◆ **What you are asked to do**:
Lines that contain "false": how many are there in the listing below? Answer with a number and nothing more.

◆ **Task data**:
/---
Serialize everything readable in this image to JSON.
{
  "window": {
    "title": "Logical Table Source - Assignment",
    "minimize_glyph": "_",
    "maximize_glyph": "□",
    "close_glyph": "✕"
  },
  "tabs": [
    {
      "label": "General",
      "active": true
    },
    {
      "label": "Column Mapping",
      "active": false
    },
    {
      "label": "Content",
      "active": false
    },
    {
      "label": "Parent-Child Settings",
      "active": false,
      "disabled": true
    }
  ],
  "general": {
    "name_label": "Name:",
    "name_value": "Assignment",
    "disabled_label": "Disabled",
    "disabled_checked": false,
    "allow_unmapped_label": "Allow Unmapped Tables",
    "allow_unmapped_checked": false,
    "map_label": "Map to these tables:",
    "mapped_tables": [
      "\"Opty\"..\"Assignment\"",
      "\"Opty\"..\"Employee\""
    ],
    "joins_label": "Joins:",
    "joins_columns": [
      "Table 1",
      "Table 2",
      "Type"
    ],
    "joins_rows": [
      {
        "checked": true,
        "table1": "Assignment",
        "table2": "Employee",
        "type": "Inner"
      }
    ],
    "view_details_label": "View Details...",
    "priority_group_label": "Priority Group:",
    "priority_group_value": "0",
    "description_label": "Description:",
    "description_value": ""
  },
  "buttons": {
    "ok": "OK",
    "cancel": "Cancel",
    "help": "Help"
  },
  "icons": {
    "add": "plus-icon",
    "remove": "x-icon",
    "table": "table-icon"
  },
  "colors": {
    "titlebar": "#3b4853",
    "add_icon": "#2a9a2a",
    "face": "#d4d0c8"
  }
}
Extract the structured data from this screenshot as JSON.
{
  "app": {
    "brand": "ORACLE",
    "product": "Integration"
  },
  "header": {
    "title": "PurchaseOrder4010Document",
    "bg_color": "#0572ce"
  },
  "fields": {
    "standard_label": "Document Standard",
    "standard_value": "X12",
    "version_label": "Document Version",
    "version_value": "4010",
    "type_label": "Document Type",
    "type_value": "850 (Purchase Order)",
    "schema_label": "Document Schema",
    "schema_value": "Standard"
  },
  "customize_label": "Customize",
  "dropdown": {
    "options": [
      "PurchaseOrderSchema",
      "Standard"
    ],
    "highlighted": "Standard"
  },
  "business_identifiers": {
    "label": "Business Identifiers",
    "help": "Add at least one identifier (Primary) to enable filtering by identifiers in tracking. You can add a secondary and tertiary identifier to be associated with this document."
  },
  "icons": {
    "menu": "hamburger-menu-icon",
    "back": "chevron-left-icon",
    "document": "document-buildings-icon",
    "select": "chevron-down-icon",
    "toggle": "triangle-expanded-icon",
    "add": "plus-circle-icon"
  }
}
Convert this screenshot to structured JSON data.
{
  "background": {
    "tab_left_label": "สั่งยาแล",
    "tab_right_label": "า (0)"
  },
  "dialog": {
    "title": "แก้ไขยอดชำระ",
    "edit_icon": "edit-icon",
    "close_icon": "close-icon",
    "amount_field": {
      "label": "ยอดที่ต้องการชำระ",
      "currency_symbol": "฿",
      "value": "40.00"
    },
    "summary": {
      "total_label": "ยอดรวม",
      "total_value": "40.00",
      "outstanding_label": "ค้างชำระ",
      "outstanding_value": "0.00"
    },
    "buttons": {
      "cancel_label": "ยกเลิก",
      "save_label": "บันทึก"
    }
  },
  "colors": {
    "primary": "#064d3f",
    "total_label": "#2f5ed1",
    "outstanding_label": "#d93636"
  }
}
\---
◆ **Answer**:
5